But it is a crooked one. The criminal case against Magnitsky was closed on November 30, 2009, because of his death. The investigation was reopened on August 9, 2011, in accordance with a directive of the General Prosecutor's Office of the Russian Federation that was based on the July 14, 2011, decision of the Constitutional Court. Otherwise, it would have been impossible to reopen the case. Chapter 18 of the Criminal Procedural Code of the Russian Federation, which determines the procedure for rehabilitation, does not give the right of rehabilitation to those who die during the investigation or the inquest. It is this section of the code that the Constitutional Court corrected by its aforementioned ordinance. But in order for the criminal case to remain open with a view to achieve rehabilitation, the consent of close relatives—not of the Prosecutor’s Office—is required. This is what the Constitutional Court of the Russian Federation has established, and this is the law.
One may assume that Judge Alisov already has the conviction in his pocket.
Despite all this, the trials of the late Sergei Magnitsky and the UK-based William Browder are underway. The prisoner's box is empty. No relatives of the defendants are present in the courtroom; nor are their lawyers. There are two state-appointed attorneys, who are worried about their uncertain legal position, the absurdity of the situation, and the lack of contact with defendant Browder and Magnitsky's relatives.
Nikolai Gerasimov, the lawyer appointed to represent Magnitsky's interests, noted that the defendant's legal representatives had declared their negative attitude toward the trial and refused to participate in it. According to Gerasimov, the Constitutional Court's ordinance that approved posthumous trials was incorrectly interpreted by investigators. The court had allowed such trials in order to permit the posthumous rehabilitation of defendants, but the family's wish is required to proceed, and in this case, the defendant's family did not express such a wish. Gerasimov suggested that a request be sent to the Constitutional Court to clarify "the procedure for a trial" in such a situation. In response, the prosecutor accused the defense of delaying the trial, and Judge Igor Alisov turned down the defense's request. One may assume that Alisov already has the conviction in his pocket.
In today's Russia, courts mostly play a decorative role. There is a judicial branch and a complicated judicial system; there are judges and bailiffs, court decisions, and convictions; there are courts of appeal and supervision—but all of this apparatus exists to create an appearance of justice in the country.
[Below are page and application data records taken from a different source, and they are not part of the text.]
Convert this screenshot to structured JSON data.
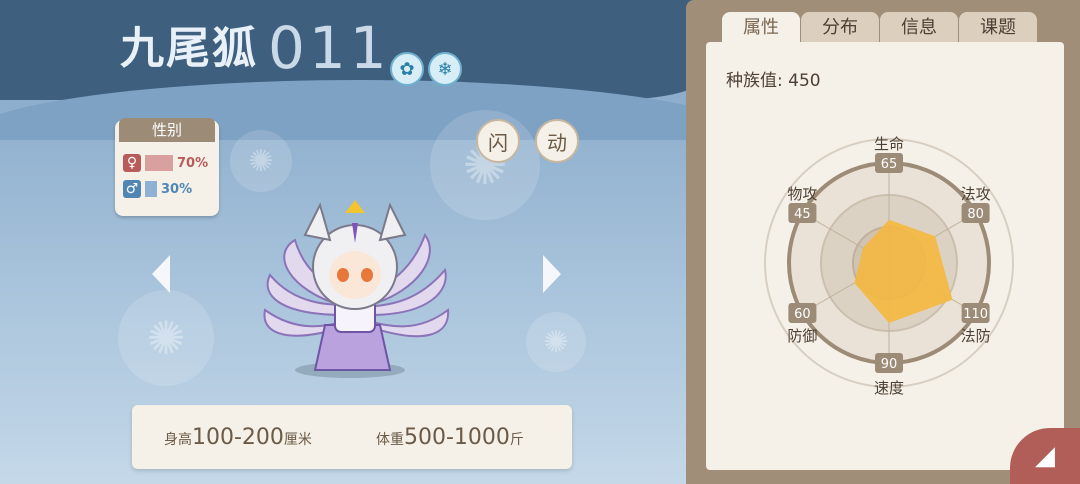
{
  "pokemon": {
    "name": "九尾狐",
    "number": "011",
    "types": [
      {
        "icon": "wind-icon",
        "glyph": "✿"
      },
      {
        "icon": "snowflake-icon",
        "glyph": "❄"
      }
    ]
  },
  "gender": {
    "title": "性别",
    "female": {
      "symbol": "♀",
      "value": "70%",
      "fraction": 0.7,
      "color": "#b85b5b"
    },
    "male": {
      "symbol": "♂",
      "value": "30%",
      "fraction": 0.3,
      "color": "#4f86b4"
    }
  },
  "skills": [
    "闪",
    "动"
  ],
  "info": {
    "height_label": "身高",
    "height_value": "100-200",
    "height_unit": "厘米",
    "weight_label": "体重",
    "weight_value": "500-1000",
    "weight_unit": "斤"
  },
  "tabs": [
    {
      "label": "属性",
      "active": true
    },
    {
      "label": "分布",
      "active": false
    },
    {
      "label": "信息",
      "active": false
    },
    {
      "label": "课题",
      "active": false
    }
  ],
  "stats": {
    "total_label": "种族值:",
    "total_value": "450",
    "max": 150,
    "items": [
      {
        "label": "生命",
        "value": 65
      },
      {
        "label": "法攻",
        "value": 80
      },
      {
        "label": "法防",
        "value": 110
      },
      {
        "label": "速度",
        "value": 90
      },
      {
        "label": "防御",
        "value": 60
      },
      {
        "label": "物攻",
        "value": 45
      }
    ]
  },
  "colors": {
    "accent": "#f4b942",
    "panel": "#f5f1e8",
    "brown": "#9c8b77"
  },
  "corner_button": {
    "icon": "swipe-icon",
    "glyph": "◢"
  }
}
The objective of creating an appearance is achieved, but there is no justice underneath it. There is only a sort of substitute justice, in which the law and its fundamental principles are easily replaced by money, a phone call from an important official, or political expediency.
1 The Basmanny District Court in Moscow has become a symbol of crooked and politically motivated justice.